Carnegie Library, San Antonio, Texas (postcard, circa 1900-1924)

The previous Central Library building at 203 S St. Marys Street was renovated and reopened in 1998. The building, which is located on the River Walk, was renamed the International Center and is primarily used as office space. It houses the City's Department of International Affairs, the San Antonio Convention and Visitors Bureau, the Trade Commission of Mexico-BancoMext, Casa Tamaulipas, and Casa Nuevo Leonthe as well as the headquarters for the building's primary tenant, the North American Development Bank.

The original San Antonio Public Library building, which backs up to the Riverwalk at 210 Market Street, served as the main library from 1930 to 1968, and was from 1968 to 2005 the home of the Hertzberg Circus Museum. In 2006, it was leased to the National Western Art Foundation and is undergoing renovation preparatory to housing the Dolph and Janie Briscoe Western Art Museum.

Branch libraries[edit]

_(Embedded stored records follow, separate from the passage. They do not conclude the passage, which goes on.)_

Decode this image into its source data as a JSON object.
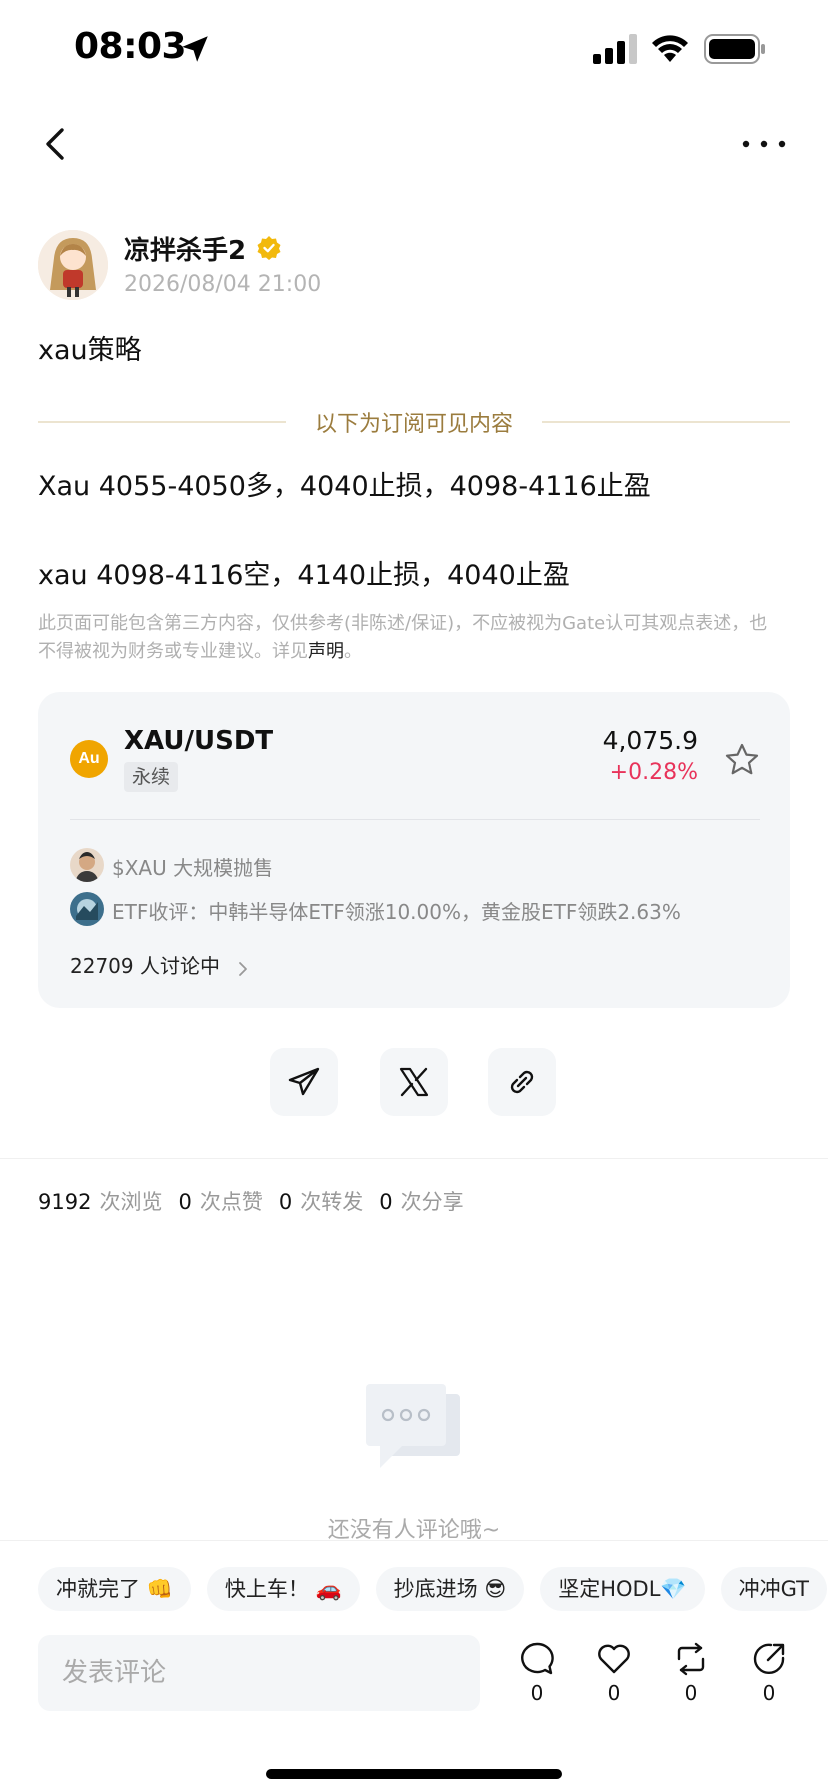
{
  "status_bar": {
    "time": "08:03"
  },
  "author": {
    "name": "凉拌杀手2",
    "time": "2026/08/04 21:00"
  },
  "post": {
    "title": "xau策略",
    "subscription_divider": "以下为订阅可见内容",
    "lines": [
      "Xau 4055-4050多，4040止损，4098-4116止盈",
      "xau 4098-4116空，4140止损，4040止盈"
    ],
    "disclaimer": "此页面可能包含第三方内容，仅供参考(非陈述/保证)，不应被视为Gate认可其观点表述，也不得被视为财务或专业建议。详见",
    "disclaimer_link": "声明",
    "disclaimer_end": "。"
  },
  "market": {
    "icon_text": "Au",
    "pair": "XAU/USDT",
    "tag": "永续",
    "price": "4,075.9",
    "change": "+0.28%",
    "change_color": "#e8335a",
    "news": [
      "$XAU 大规模抛售",
      "ETF收评：中韩半导体ETF领涨10.00%，黄金股ETF领跌2.63%"
    ],
    "discussion": "22709 人讨论中"
  },
  "stats": {
    "views": "9192",
    "views_label": "次浏览",
    "likes": "0",
    "likes_label": "次点赞",
    "reposts": "0",
    "reposts_label": "次转发",
    "shares": "0",
    "shares_label": "次分享"
  },
  "comments": {
    "empty_text": "还没有人评论哦~"
  },
  "quick_replies": [
    "冲就完了 👊",
    "快上车！ 🚗",
    "抄底进场 😎",
    "坚定HODL💎",
    "冲冲GT"
  ],
  "comment_box": {
    "placeholder": "发表评论"
  },
  "actions": {
    "comment_count": "0",
    "like_count": "0",
    "repost_count": "0",
    "share_count": "0"
  },
  "icons": {
    "back": "chevron-left-icon",
    "more": "more-horizontal-icon",
    "verified": "verified-badge-icon",
    "star": "star-outline-icon",
    "telegram": "telegram-icon",
    "x": "x-logo-icon",
    "link": "link-icon"
  }
}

In addition to the Central Library, SAPL has 29 branch libraries located throughout the San Antonio area. Some branches offer walking trails, fitness stations, and/or playgrounds.[9] During election season, certain locations become voting sites.[10]

  • Bazan Library
  • Brook Hollow Library
  • Carver Library
  • Cody Library
  • Collins Garden Library
  • Cortez Library
  • Encino Library
  • Forest Hills Library
  • Great Northwest Library
  • Guerra Library
  • Igo Library
  • Johnston Library
  • Kampmann Library
  • Landa Library
  • Las Palmas Library
  • Maverick Library
  • McCreless Library
  • Memorial Library
  • Mission Library
  • Pan American Library
  • Parman Library
  • Potranco Library
  • Pruitt Library
  • San Pedro Library
  • Schaefer Library
  • Semmes Library
  • Thousand Oaks Library
  • Tobin Library
  • Westfall Library

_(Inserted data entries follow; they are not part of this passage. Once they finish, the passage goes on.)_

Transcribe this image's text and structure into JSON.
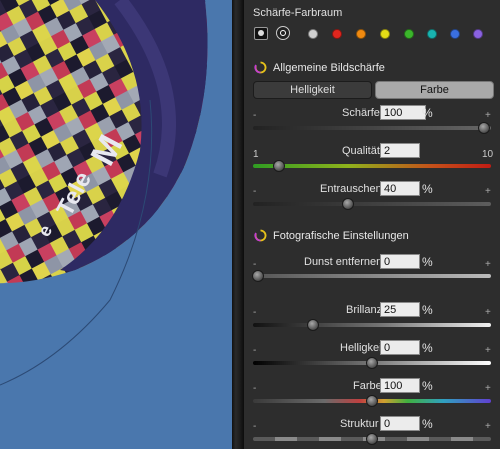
{
  "panel": {
    "color_space_title": "Schärfe-Farbraum",
    "color_dots": [
      "#cfcfcf",
      "#e0261e",
      "#f08a10",
      "#e4dc16",
      "#3bb52b",
      "#19b4b0",
      "#3a6fe0",
      "#8a62e0"
    ],
    "section_general": "Allgemeine Bildschärfe",
    "tab_brightness": "Helligkeit",
    "tab_color": "Farbe",
    "sharpness": {
      "label": "Schärfe",
      "value": "100",
      "unit": "%",
      "minus": "-",
      "plus": "+",
      "level": 0.97
    },
    "quality": {
      "label": "Qualität",
      "value": "2",
      "min_label": "1",
      "max_label": "10",
      "level": 0.11
    },
    "noise": {
      "label": "Entrauschen",
      "value": "40",
      "unit": "%",
      "minus": "-",
      "plus": "+",
      "level": 0.4
    },
    "section_photo": "Fotografische Einstellungen",
    "haze": {
      "label": "Dunst entfernen",
      "value": "0",
      "unit": "%",
      "minus": "-",
      "plus": "+",
      "level": 0.02
    },
    "brilliance": {
      "label": "Brillanz",
      "value": "25",
      "unit": "%",
      "minus": "-",
      "plus": "+",
      "level": 0.25
    },
    "brightness": {
      "label": "Helligkeit",
      "value": "0",
      "unit": "%",
      "minus": "-",
      "plus": "+",
      "level": 0.5
    },
    "color": {
      "label": "Farbe",
      "value": "100",
      "unit": "%",
      "minus": "-",
      "plus": "+",
      "level": 0.5
    },
    "structure": {
      "label": "Struktur",
      "value": "0",
      "unit": "%",
      "minus": "-",
      "plus": "+",
      "level": 0.5
    }
  }
}
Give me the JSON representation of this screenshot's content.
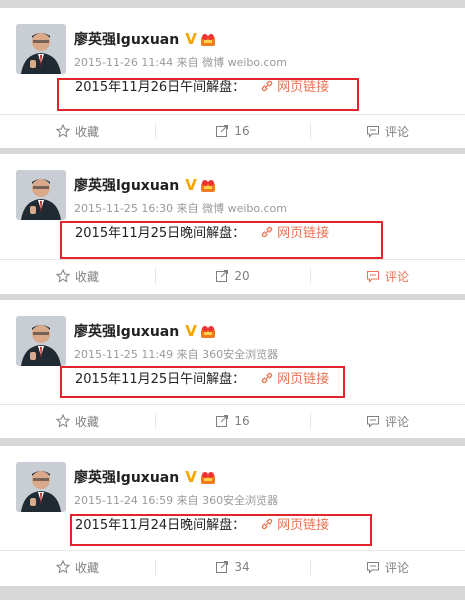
{
  "posts": [
    {
      "author": "廖英强lguxuan",
      "verified_badge": "V",
      "meta": "2015-11-26 11:44 来自 微博 weibo.com",
      "text": "2015年11月26日午间解盘：",
      "link_label": "网页链接",
      "actions": {
        "favorite": "收藏",
        "forward_count": "16",
        "comment": "评论"
      },
      "comment_highlighted": false
    },
    {
      "author": "廖英强lguxuan",
      "verified_badge": "V",
      "meta": "2015-11-25 16:30 来自 微博 weibo.com",
      "text": "2015年11月25日晚间解盘：",
      "link_label": "网页链接",
      "actions": {
        "favorite": "收藏",
        "forward_count": "20",
        "comment": "评论"
      },
      "comment_highlighted": true
    },
    {
      "author": "廖英强lguxuan",
      "verified_badge": "V",
      "meta": "2015-11-25 11:49 来自 360安全浏览器",
      "text": "2015年11月25日午间解盘：",
      "link_label": "网页链接",
      "actions": {
        "favorite": "收藏",
        "forward_count": "16",
        "comment": "评论"
      },
      "comment_highlighted": false
    },
    {
      "author": "廖英强lguxuan",
      "verified_badge": "V",
      "meta": "2015-11-24 16:59 来自 360安全浏览器",
      "text": "2015年11月24日晚间解盘：",
      "link_label": "网页链接",
      "actions": {
        "favorite": "收藏",
        "forward_count": "34",
        "comment": "评论"
      },
      "comment_highlighted": false
    }
  ],
  "colors": {
    "accent": "#eb7350",
    "highlight": "#e0262a",
    "badge": "#f5a500"
  },
  "icons": [
    "avatar-photo",
    "verified-v-icon",
    "member-icon",
    "link-clip-icon",
    "star-icon",
    "forward-icon",
    "comment-icon"
  ]
}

See also[edit]


  1. ^ "Institute of Museum and Library Services Announces 20th Anniversary of National Medal Program". Institute of Museum and Library Services. 19 February 2014. Retrieved 1 May 2018.
  2. ^ Dillon, David (October 1995). "Texas Flower". Architecture. Vol. 84 no. 10. pp. 81–86. ISSN 0746-0554.
  3. ^ MacCormack, John (31 December 2011). "Legorreta's legacy: enchilada red". San Antonio Express-News.
  4. ^ Turner, Drexel (Fall 1991). "Going South: The New San Antonio Main Library" (PDF). Cite. Rice Design Alliance. Retrieved 30 April 2018.
  5. ^ Mathis, Don (8 May 2015). "The Big, Red Central Library Turns 20". The Rivard Report. Retrieved 23 April 2017.
  6. ^ Zapatos, Craig (2004). "Chapter 3: The San Antonio Public Library". In Webb, T.D. (ed.). Building Libraries for the 21st Century: The Shape of Information. McFarland & Company. pp. 41–49. ISBN 0-7864-2034-0.
  7. ^ San Antonio Architecture: Traditions and Visions. AIA San Antonio, a chapter of the American Institute of Architects. 2007. p. 72. ISBN 978-1-4243-3424-7. LCCN 2007923954. Retrieved 1 May 2018.
  8. ^ "Central Library". San Antonio Public Library. Retrieved 3 May 2018.
  9. ^ "Locations". San Antonio Public Library. Retrieved 2 May 2018.
  10. ^ Cowart, Caitlin (Fall 2017). "Feed Your Freedom at the San Antonio Public Library" (PDF). Texas Library Journal. 93 (3): 80–81. ISSN 0040-4446. Retrieved 2 May 2018.

External links[edit]

Coordinates: 29°25′56″N 98°29′34″W / 29.43231°N 98.49275°W / 29.43231; -98.49275